If you have ever walked around this corner you have walked through what used to be the (not) final resting place for 178 people. At one point this building, now the North Suffolk Mental Health Association, was the first church in Revere, built in 1710. There were a number of tombs under the church which held the remains of many notable Revere families of the 18th and 19th centuries.
By the early 1900s the tombs had fallen into disrepair. The walls were crumbling, the remains were exposed and there are stories of children using the tombs for clubhouses and playing with human bones. In September of 1910 the remains were relocated, most to Rumney Marsh Burial Ground and some to other local cemeteries. The tomb remains in RMBG are marked by dark grey stones which indicate the tomb from which they were removed.

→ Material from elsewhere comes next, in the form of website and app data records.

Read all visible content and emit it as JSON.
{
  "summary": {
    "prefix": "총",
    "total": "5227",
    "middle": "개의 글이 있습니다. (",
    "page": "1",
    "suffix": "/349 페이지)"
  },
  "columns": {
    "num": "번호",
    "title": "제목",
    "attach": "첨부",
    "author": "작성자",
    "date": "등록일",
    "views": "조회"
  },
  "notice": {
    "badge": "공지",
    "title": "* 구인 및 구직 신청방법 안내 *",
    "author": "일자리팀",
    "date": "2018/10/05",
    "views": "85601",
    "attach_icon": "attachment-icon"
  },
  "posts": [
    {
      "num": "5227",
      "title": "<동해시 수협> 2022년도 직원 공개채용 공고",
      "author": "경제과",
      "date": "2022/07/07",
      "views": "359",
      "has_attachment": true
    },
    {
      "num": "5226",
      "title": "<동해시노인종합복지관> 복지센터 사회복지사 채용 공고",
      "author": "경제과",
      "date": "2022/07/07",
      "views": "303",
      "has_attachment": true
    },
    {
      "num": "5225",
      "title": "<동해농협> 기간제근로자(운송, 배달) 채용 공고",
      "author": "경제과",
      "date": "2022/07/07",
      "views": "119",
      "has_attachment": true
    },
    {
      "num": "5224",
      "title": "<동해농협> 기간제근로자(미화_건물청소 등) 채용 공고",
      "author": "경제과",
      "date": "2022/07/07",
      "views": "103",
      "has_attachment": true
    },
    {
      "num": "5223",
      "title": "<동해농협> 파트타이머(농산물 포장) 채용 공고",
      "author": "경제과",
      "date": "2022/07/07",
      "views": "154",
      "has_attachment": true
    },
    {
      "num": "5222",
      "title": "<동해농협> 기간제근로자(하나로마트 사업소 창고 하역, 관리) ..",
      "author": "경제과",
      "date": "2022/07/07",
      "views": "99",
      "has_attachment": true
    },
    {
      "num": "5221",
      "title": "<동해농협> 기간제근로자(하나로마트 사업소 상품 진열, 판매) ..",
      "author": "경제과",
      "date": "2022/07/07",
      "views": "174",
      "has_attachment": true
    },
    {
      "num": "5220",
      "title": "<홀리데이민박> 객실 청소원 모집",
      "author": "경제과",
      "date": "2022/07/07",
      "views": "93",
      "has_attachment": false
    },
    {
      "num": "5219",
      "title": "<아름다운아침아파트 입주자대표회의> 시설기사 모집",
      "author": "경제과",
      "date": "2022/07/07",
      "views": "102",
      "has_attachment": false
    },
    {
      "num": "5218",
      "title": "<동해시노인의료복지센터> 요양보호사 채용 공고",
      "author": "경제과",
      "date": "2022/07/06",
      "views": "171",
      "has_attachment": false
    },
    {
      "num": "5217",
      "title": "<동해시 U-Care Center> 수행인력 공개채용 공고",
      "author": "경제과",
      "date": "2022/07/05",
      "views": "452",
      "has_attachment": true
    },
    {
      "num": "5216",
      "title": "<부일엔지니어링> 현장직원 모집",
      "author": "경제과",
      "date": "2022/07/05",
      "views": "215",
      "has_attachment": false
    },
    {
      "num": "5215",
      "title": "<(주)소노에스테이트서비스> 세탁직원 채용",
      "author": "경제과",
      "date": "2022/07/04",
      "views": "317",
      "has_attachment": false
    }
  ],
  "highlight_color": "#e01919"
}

We recently came across a few documents that relate to the removal of the remains from the tombs. They put together a short timeline: in 1909 the town “appealed to the legislature and obtained authority” to remove the remains. This was carried out in September of 1910. The plans to then destroy the tombs in order to create Cary Ave. and extend Eustis St. hit a legal snag in 1911. In April of 1912 a man named Theodore W. Gillette took pictures of the tombs and left them with the Town Clerk. We assume this was done just prior to their destruction.

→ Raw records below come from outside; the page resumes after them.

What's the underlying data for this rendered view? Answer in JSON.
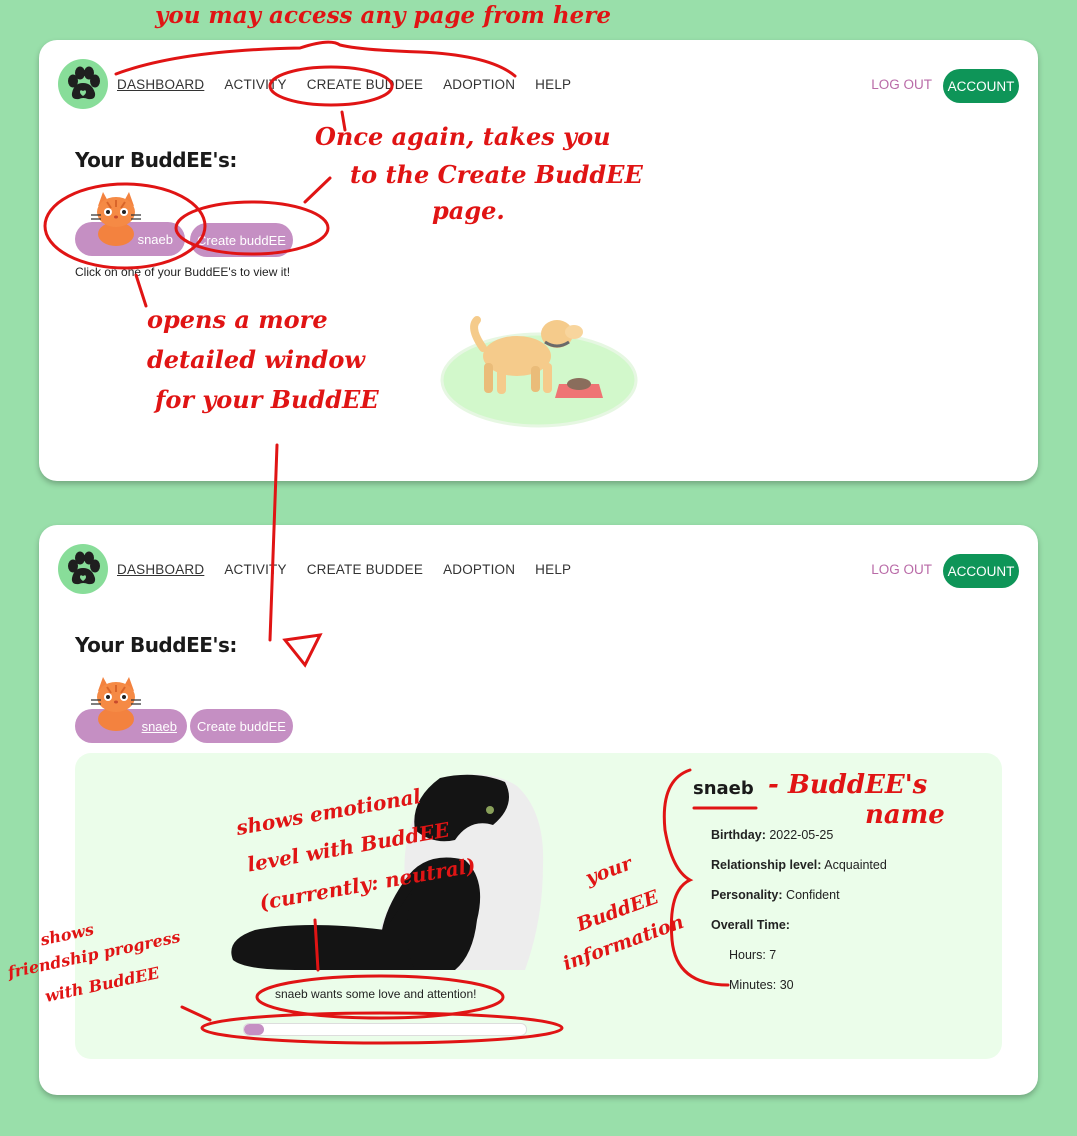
{
  "nav": {
    "items": [
      "DASHBOARD",
      "ACTIVITY",
      "CREATE BUDDEE",
      "ADOPTION",
      "HELP"
    ],
    "logout": "LOG OUT",
    "account": "ACCOUNT"
  },
  "page1": {
    "title": "Your BuddEE's:",
    "buddee_label": "snaeb",
    "create_label": "Create buddEE",
    "hint": "Click on one of your BuddEE's to view it!"
  },
  "page2": {
    "title": "Your BuddEE's:",
    "buddee_label": "snaeb",
    "create_label": "Create buddEE",
    "buddee": {
      "name": "snaeb",
      "birthday_label": "Birthday:",
      "birthday": "2022-05-25",
      "relationship_label": "Relationship level:",
      "relationship": "Acquainted",
      "personality_label": "Personality:",
      "personality": "Confident",
      "overall_label": "Overall Time:",
      "hours": "Hours: 7",
      "minutes": "Minutes: 30",
      "mood": "snaeb wants some love and attention!",
      "progress": 0.07
    }
  },
  "annotations": {
    "top": "you may access any page from here",
    "create_1": "Once again, takes you",
    "create_2": "to the Create BuddEE",
    "create_3": "page.",
    "opens_1": "opens a more",
    "opens_2": "detailed window",
    "opens_3": "for your BuddEE",
    "emotion_1": "shows emotional",
    "emotion_2": "level with BuddEE",
    "emotion_3": "(currently: neutral)",
    "friend_1": "shows",
    "friend_2": "friendship progress",
    "friend_3": "with BuddEE",
    "info_1": "your",
    "info_2": "BuddEE",
    "info_3": "information",
    "name_1": "- BuddEE's",
    "name_2": "name"
  },
  "colors": {
    "background": "#99dfaa",
    "accent_green": "#0e9558",
    "pill_purple": "#c58fc3",
    "annotation_red": "#e01414"
  }
}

The most thorough of these documents is a “Record of Removal of 178 Bodies from Tombs in rear of First Unitarian Church,” dated September 1910 and signed by the Chairmen of the Revere Board of Health. This document gives the names of the people relocated and the cemeteries they were relocated to. This process made the news at the time, as evidenced by a Boston Globe article with the remarkable headline “Revere Anxious to Obliterate Tombs.” We have fully transcribed both documents in order to provide as complete a picture as possible of who these people were, why their remains were moved, and where they are now. See the links below to learn more!